[Page and application data records]
====================
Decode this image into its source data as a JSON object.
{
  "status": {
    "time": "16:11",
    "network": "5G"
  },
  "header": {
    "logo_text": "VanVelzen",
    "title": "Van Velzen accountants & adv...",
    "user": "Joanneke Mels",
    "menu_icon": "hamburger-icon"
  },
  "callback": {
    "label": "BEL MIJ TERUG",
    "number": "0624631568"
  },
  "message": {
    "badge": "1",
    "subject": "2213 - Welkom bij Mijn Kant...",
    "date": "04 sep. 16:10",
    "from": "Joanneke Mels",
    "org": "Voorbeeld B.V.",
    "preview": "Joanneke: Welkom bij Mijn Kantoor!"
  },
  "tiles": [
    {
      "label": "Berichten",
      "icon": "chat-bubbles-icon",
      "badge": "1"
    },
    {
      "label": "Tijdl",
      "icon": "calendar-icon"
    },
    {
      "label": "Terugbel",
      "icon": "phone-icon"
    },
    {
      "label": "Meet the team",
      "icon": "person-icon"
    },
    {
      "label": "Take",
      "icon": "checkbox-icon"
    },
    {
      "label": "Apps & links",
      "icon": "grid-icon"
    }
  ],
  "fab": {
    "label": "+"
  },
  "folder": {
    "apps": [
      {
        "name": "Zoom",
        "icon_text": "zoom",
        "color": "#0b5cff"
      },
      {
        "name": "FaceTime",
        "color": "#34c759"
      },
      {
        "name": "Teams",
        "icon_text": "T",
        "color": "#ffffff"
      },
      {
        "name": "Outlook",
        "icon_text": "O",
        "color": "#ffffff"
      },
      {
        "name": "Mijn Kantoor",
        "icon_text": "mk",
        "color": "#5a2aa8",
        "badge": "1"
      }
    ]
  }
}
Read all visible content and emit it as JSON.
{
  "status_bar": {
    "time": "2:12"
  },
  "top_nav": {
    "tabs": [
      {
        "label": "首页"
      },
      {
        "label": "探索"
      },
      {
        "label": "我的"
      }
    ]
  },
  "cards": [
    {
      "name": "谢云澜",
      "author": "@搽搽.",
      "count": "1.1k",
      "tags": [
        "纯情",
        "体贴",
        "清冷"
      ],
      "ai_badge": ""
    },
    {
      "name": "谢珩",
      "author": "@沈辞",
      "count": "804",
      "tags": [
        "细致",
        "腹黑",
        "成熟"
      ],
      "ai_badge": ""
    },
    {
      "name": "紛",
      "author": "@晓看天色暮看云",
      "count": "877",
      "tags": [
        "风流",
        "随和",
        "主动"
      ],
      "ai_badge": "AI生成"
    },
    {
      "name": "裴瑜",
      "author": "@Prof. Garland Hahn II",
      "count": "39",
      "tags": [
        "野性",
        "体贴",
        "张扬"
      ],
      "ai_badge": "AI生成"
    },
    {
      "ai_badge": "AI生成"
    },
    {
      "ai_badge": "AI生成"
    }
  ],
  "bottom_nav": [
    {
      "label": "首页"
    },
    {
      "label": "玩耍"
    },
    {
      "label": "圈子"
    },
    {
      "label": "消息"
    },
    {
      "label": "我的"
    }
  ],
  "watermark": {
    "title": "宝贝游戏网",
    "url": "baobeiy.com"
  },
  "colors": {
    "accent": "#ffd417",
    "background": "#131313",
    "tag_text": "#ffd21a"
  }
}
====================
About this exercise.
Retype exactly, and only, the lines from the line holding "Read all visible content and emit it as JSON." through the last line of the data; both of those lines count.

Task answer.
Read all visible content and emit it as JSON.
{
  "status_bar": {
    "time": "2:12"
  },
  "top_nav": {
    "tabs": [
      {
        "label": "首页"
      },
      {
        "label": "探索"
      },
      {
        "label": "我的"
      }
    ]
  },
  "cards": [
    {
      "name": "谢云澜",
      "author": "@搽搽.",
      "count": "1.1k",
      "tags": [
        "纯情",
        "体贴",
        "清冷"
      ],
      "ai_badge": ""
    },
    {
      "name": "谢珩",
      "author": "@沈辞",
      "count": "804",
      "tags": [
        "细致",
        "腹黑",
        "成熟"
      ],
      "ai_badge": ""
    },
    {
      "name": "紛",
      "author": "@晓看天色暮看云",
      "count": "877",
      "tags": [
        "风流",
        "随和",
        "主动"
      ],
      "ai_badge": "AI生成"
    },
    {
      "name": "裴瑜",
      "author": "@Prof. Garland Hahn II",
      "count": "39",
      "tags": [
        "野性",
        "体贴",
        "张扬"
      ],
      "ai_badge": "AI生成"
    },
    {
      "ai_badge": "AI生成"
    },
    {
      "ai_badge": "AI生成"
    }
  ],
  "bottom_nav": [
    {
      "label": "首页"
    },
    {
      "label": "玩耍"
    },
    {
      "label": "圈子"
    },
    {
      "label": "消息"
    },
    {
      "label": "我的"
    }
  ],
  "watermark": {
    "title": "宝贝游戏网",
    "url": "baobeiy.com"
  },
  "colors": {
    "accent": "#ffd417",
    "background": "#131313",
    "tag_text": "#ffd21a"
  }
}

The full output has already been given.